With Australia and Aotearoa/New Zealand announcing their withdrawal from the 2021 Rugby League World Cup in England, our Indigenous All Stars have put their hand up to represent.
The Australian Rugby League Commission (ARLC) and New Zealand Rugby League (NZRL) made the decision to pull out of the tournament because of safety concerns surrounding COVID-19 in the United Kingdom.
ARLC Chair Peter V’landys said the pandemic posed too great a risk to players and officials.
“In the current environment, the risks to the safety, health and wellbeing of the players and officials travelling from Australia to participate in the tournament this year are insurmountable,” he said.
The shocking decision has left a hole for representation for both Australia and Aotearoa/New Zealand, which has led to the Indigenous All Stars and the Māori All Stars standing up to fill those spots.
Melbourne Storm winger and proud Wiradjuri and Gunggandji man Josh Addo-Carr revealed there has been conversations with NRL executives about sending a team over.
“Yeah, we had a little meeting with [NRL chief] Andrew Abdo a couple of days ago, and just discussed potentially putting the Indigenous All Stars and Māori All Stars in the World Cup,” Addo-Carr said.
“We just thought it would be a great opportunity to represent our cultures on the big stage.”
“[Discussions] come out positive, but still got to wait to hear back from Andrew [Abdo] and the NRL to get that approved.”
Let’s make it happen. Get the Indigenous / Maori sides into the World Cup.

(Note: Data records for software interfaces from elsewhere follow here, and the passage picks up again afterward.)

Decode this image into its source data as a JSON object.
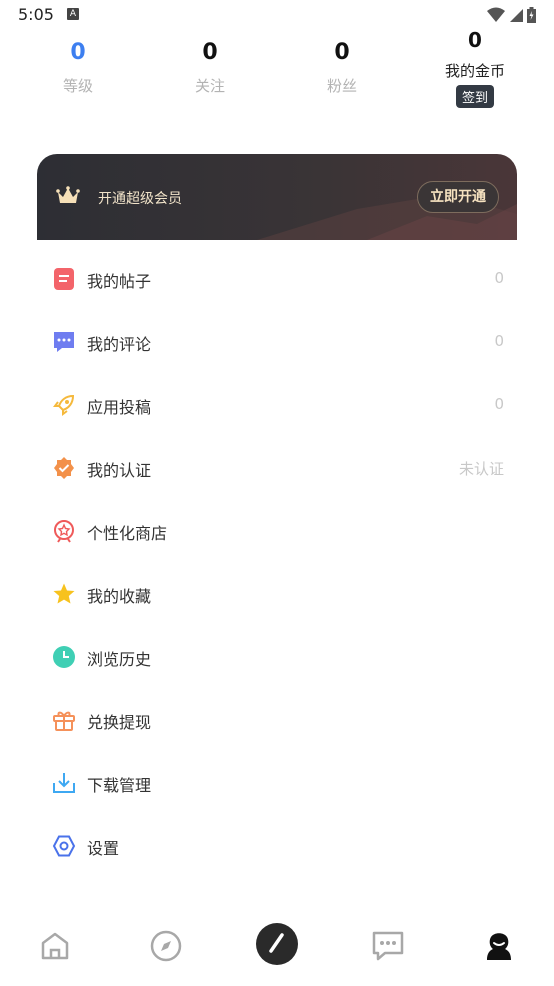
{
  "status_bar": {
    "time": "5:05",
    "notification_letter": "A"
  },
  "stats": [
    {
      "value": "0",
      "label": "等级"
    },
    {
      "value": "0",
      "label": "关注"
    },
    {
      "value": "0",
      "label": "粉丝"
    },
    {
      "value": "0",
      "label": "我的金币",
      "action": "签到"
    }
  ],
  "vip_banner": {
    "text": "开通超级会员",
    "button": "立即开通"
  },
  "menu": [
    {
      "label": "我的帖子",
      "value": "0",
      "icon": "post-icon",
      "color": "#f3646a"
    },
    {
      "label": "我的评论",
      "value": "0",
      "icon": "comment-icon",
      "color": "#6f7df0"
    },
    {
      "label": "应用投稿",
      "value": "0",
      "icon": "rocket-icon",
      "color": "#f5b93c"
    },
    {
      "label": "我的认证",
      "value": "未认证",
      "icon": "verified-badge-icon",
      "color": "#f3914a"
    },
    {
      "label": "个性化商店",
      "value": "",
      "icon": "store-badge-icon",
      "color": "#ef5a5a"
    },
    {
      "label": "我的收藏",
      "value": "",
      "icon": "star-icon",
      "color": "#f7c21e"
    },
    {
      "label": "浏览历史",
      "value": "",
      "icon": "clock-icon",
      "color": "#3fcfb4"
    },
    {
      "label": "兑换提现",
      "value": "",
      "icon": "gift-icon",
      "color": "#f5915a"
    },
    {
      "label": "下载管理",
      "value": "",
      "icon": "download-icon",
      "color": "#3ea8f2"
    },
    {
      "label": "设置",
      "value": "",
      "icon": "settings-hexagon-icon",
      "color": "#4a72ea"
    }
  ],
  "tabbar": [
    {
      "name": "home-icon"
    },
    {
      "name": "compass-icon"
    },
    {
      "name": "compose-icon"
    },
    {
      "name": "messages-icon"
    },
    {
      "name": "profile-icon"
    }
  ]
}
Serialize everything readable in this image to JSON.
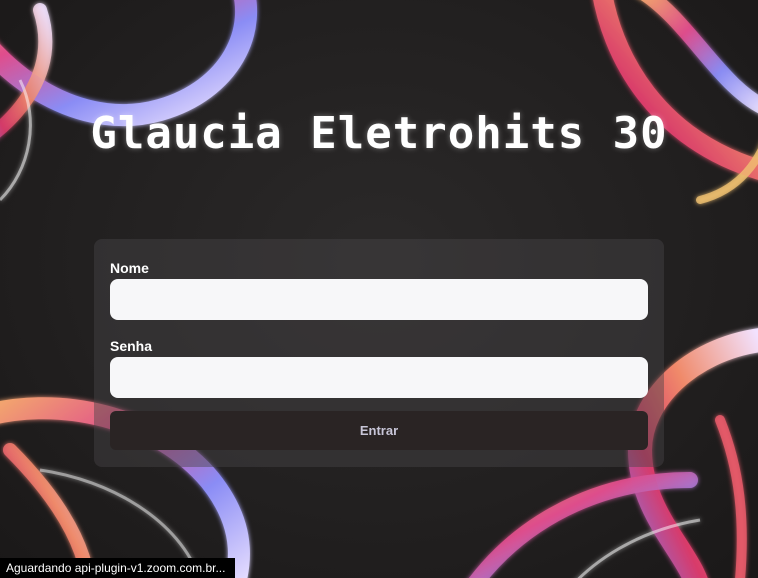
{
  "page": {
    "title": "Glaucia Eletrohits 30"
  },
  "form": {
    "name_label": "Nome",
    "name_value": "",
    "password_label": "Senha",
    "password_value": "",
    "submit_label": "Entrar"
  },
  "status_bar": {
    "text": "Aguardando api-plugin-v1.zoom.com.br..."
  },
  "colors": {
    "background": "#1f1d1d",
    "card": "#464446",
    "input": "#f7f7f9",
    "button": "#2a2424",
    "button_text": "#c8c6d8"
  }
}
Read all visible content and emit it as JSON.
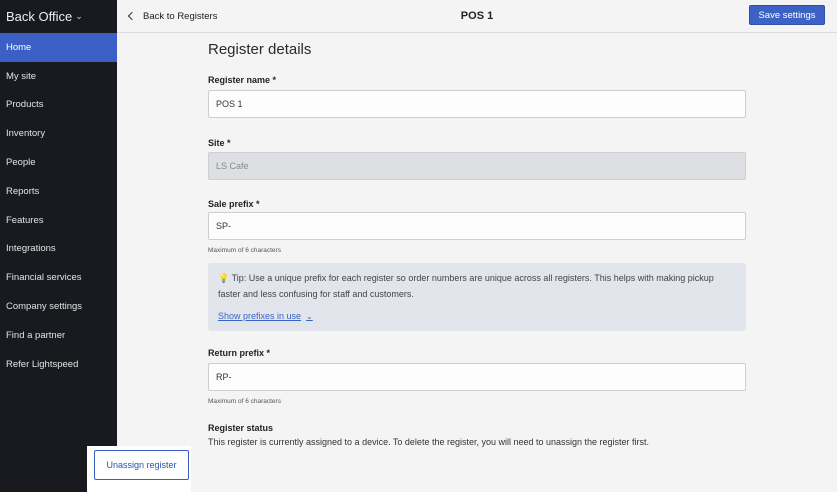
{
  "sidebar": {
    "brand": "Back Office",
    "items": [
      {
        "label": "Home",
        "active": true
      },
      {
        "label": "My site"
      },
      {
        "label": "Products"
      },
      {
        "label": "Inventory"
      },
      {
        "label": "People"
      },
      {
        "label": "Reports"
      },
      {
        "label": "Features"
      },
      {
        "label": "Integrations"
      },
      {
        "label": "Financial services"
      },
      {
        "label": "Company settings"
      },
      {
        "label": "Find a partner"
      },
      {
        "label": "Refer Lightspeed"
      }
    ]
  },
  "topbar": {
    "back_label": "Back to Registers",
    "title": "POS 1",
    "save_label": "Save settings"
  },
  "form": {
    "heading": "Register details",
    "register_name": {
      "label": "Register name *",
      "value": "POS 1"
    },
    "site": {
      "label": "Site *",
      "value": "LS Cafe"
    },
    "sale_prefix": {
      "label": "Sale prefix *",
      "value": "SP-",
      "hint": "Maximum of 6 characters"
    },
    "tip": {
      "icon": "lightbulb-icon",
      "text": "Tip: Use a unique prefix for each register so order numbers are unique across all registers. This helps with making pickup faster and less confusing for staff and customers.",
      "link": "Show prefixes in use"
    },
    "return_prefix": {
      "label": "Return prefix *",
      "value": "RP-",
      "hint": "Maximum of 6 characters"
    },
    "status": {
      "label": "Register status",
      "text": "This register is currently assigned to a device. To delete the register, you will need to unassign the register first.",
      "button": "Unassign register"
    }
  },
  "colors": {
    "accent": "#3d62c6",
    "sidebar_bg": "#181a1f",
    "active_nav": "#3b5fc4"
  }
}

Strict protocols can make it safe for the players in the UK. Rugby League needs to keep moving forward through the pandemic. We’re seeing this with most sports across the world.
— Joel Thompson (@joel_thompson12) July 28, 2021
If the side gets approved, the likes of South Sydney Rabbitohs stars Cody Walker and Dane Gagai have a good chance of representing the Indigenous side.
Rabbitohs coach Wayne Bennett said it wouldn’t be his right to “deprive” any of his Rabbitohs players of competing on the world stage.
“I would not prevent any player I’m coaching from going,” Bennett told reporters.
“If he wanted to go and it meant that much to him and the competition was on, I don’t feel I have that right personally.
“It’s a complete double standard. If a player wants to play and the club says he can’t, but if a player doesn’t want to play and the game says you’ve got to play. There’s got to be a balance there.”
The Rugby League World Cup begins on October 23 with England first set to play Samoa.
By Teisha Cloos